* _Your objective_: Go through the entries below and work out how many lines include "into". Answer with the number only.

* _The records_:

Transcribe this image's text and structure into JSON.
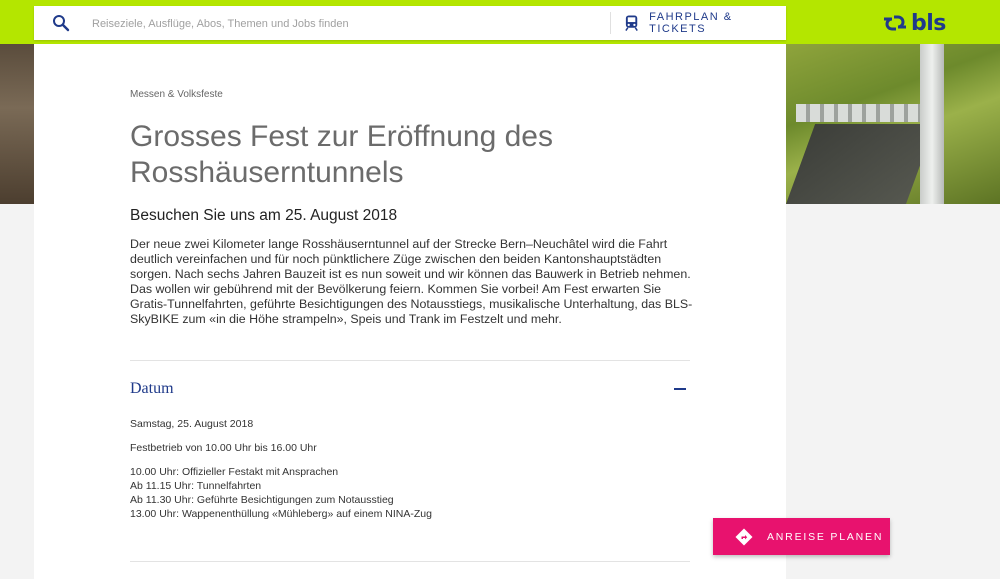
{
  "header": {
    "search_placeholder": "Reiseziele, Ausflüge, Abos, Themen und Jobs finden",
    "fahrplan_label": "FAHRPLAN & TICKETS",
    "logo_text": "bls",
    "accent_color": "#b4e600",
    "brand_color": "#1f3a8a"
  },
  "article": {
    "breadcrumb": "Messen & Volksfeste",
    "title": "Grosses Fest zur Eröffnung des Rosshäuserntunnels",
    "subtitle": "Besuchen Sie uns am 25. August 2018",
    "intro": "Der neue zwei Kilometer lange Rosshäuserntunnel auf der Strecke Bern–Neuchâtel wird die Fahrt deutlich vereinfachen und für noch pünktlichere Züge zwischen den beiden Kantonshauptstädten sorgen. Nach sechs Jahren Bauzeit ist es nun soweit und wir können das Bauwerk in Betrieb nehmen. Das wollen wir gebührend mit der Bevölkerung feiern. Kommen Sie vorbei! Am Fest erwarten Sie Gratis-Tunnelfahrten, geführte Besichtigungen des Notausstiegs, musikalische Unterhaltung, das BLS-SkyBIKE zum «in die Höhe strampeln», Speis und Trank im Festzelt und mehr."
  },
  "accordion": {
    "title": "Datum",
    "toggle_icon": "minus-icon",
    "date": "Samstag, 25. August 2018",
    "hours": "Festbetrieb von 10.00 Uhr bis 16.00 Uhr",
    "schedule": [
      "10.00 Uhr: Offizieller Festakt mit Ansprachen",
      "Ab 11.15 Uhr: Tunnelfahrten",
      "Ab 11.30 Uhr: Geführte Besichtigungen zum Notausstieg",
      "13.00 Uhr: Wappenenthüllung «Mühleberg» auf einem NINA-Zug"
    ]
  },
  "cta": {
    "label": "ANREISE PLANEN",
    "icon": "directions-icon",
    "color": "#e8126e"
  }
}
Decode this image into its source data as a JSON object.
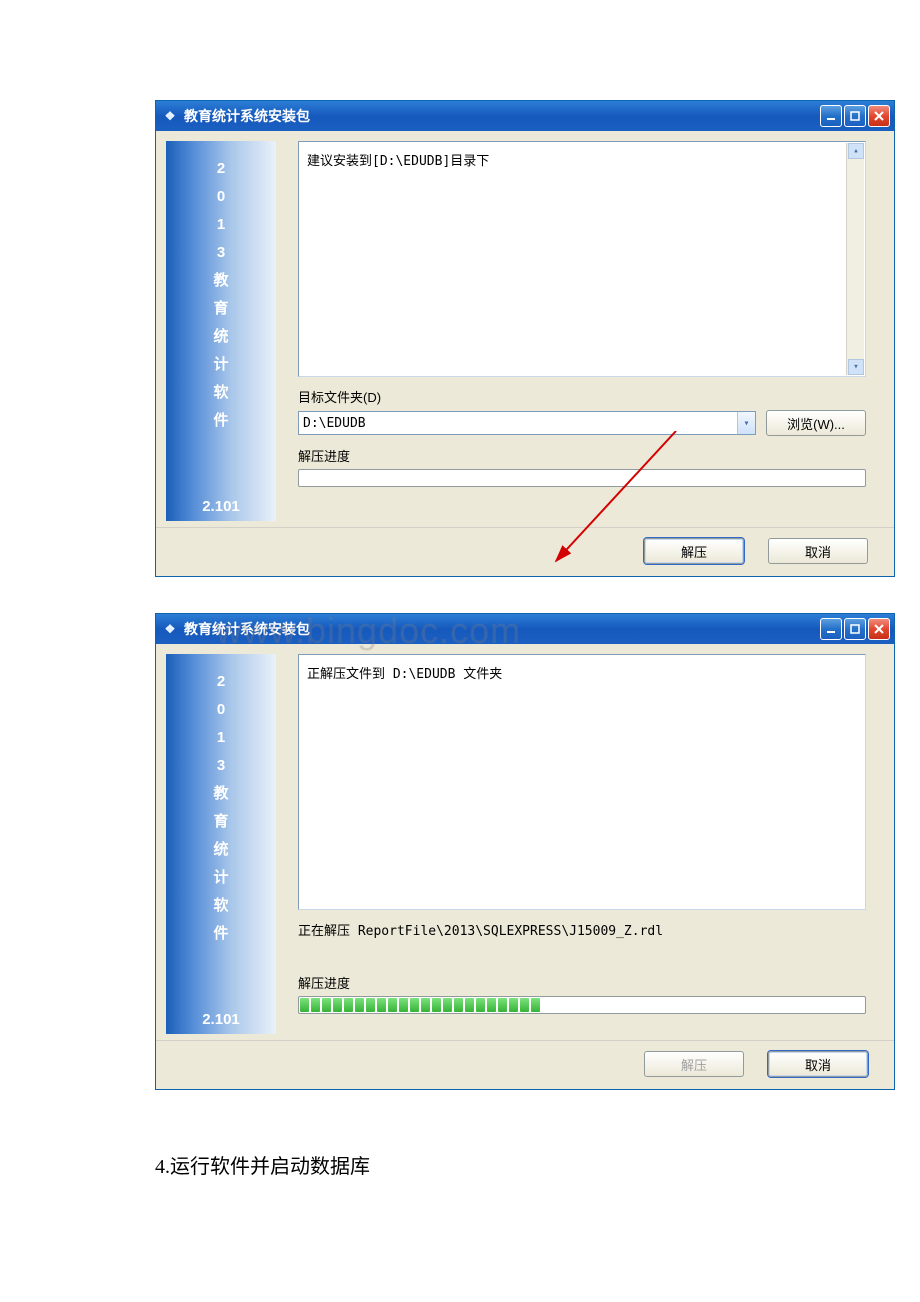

* _Final answer_: 2